WHAT TO PRODUCE — Read through the lines below for the string "this" and copy each one that has it.

Dataset entries
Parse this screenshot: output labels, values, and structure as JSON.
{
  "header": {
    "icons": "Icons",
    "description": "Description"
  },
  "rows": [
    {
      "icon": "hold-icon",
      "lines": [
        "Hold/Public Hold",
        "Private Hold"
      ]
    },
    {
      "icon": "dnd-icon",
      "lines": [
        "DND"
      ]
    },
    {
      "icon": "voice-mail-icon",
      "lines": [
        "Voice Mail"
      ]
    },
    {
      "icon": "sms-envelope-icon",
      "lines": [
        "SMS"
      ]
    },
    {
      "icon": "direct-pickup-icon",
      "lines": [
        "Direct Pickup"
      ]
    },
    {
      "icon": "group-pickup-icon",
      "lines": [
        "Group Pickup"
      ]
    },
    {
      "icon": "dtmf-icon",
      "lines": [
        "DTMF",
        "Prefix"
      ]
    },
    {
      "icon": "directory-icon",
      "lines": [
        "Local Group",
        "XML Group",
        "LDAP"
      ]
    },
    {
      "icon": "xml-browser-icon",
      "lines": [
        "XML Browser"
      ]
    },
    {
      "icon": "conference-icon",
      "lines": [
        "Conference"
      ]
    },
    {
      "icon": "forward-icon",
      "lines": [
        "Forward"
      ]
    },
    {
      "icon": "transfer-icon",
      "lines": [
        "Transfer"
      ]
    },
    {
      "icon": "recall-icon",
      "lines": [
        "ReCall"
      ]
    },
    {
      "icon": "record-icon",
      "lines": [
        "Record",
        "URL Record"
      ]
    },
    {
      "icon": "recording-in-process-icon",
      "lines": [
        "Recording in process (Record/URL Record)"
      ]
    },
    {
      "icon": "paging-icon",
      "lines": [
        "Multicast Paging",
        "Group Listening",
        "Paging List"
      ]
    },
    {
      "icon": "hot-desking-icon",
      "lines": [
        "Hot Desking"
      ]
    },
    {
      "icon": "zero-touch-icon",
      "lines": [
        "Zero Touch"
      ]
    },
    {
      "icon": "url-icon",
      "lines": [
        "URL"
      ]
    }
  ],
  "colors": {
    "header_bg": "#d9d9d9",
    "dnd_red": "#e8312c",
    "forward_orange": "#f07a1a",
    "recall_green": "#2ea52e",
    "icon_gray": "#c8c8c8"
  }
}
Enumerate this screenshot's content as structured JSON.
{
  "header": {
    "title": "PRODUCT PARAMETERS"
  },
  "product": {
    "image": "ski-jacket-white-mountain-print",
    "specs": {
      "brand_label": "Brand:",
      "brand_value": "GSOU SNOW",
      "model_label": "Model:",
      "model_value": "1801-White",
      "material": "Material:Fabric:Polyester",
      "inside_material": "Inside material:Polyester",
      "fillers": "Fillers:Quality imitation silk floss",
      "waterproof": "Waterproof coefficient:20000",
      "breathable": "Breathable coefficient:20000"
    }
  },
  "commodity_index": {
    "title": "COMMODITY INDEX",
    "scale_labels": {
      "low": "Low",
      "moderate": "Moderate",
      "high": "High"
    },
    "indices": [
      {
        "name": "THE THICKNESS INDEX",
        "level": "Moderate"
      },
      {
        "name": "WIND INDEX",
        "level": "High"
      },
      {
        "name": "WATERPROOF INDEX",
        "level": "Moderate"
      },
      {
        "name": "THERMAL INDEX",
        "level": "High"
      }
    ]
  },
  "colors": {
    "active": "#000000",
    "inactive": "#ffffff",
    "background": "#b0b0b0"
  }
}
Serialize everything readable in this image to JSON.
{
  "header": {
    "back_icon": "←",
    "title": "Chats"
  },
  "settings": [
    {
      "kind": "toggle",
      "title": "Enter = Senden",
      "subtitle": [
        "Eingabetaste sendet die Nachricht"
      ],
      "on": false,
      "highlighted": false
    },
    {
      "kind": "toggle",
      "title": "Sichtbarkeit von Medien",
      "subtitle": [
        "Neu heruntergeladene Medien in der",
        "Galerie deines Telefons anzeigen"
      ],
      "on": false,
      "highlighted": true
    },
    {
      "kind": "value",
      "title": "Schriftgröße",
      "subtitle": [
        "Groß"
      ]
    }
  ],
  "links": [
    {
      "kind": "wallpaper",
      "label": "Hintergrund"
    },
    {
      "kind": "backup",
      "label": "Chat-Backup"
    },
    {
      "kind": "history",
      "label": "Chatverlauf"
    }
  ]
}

ANSWER BELOW —
Parse this screenshot: output labels, values, and structure as JSON.
Enumerate this screenshot's content as structured JSON.
Serialize everything readable in this image to JSON.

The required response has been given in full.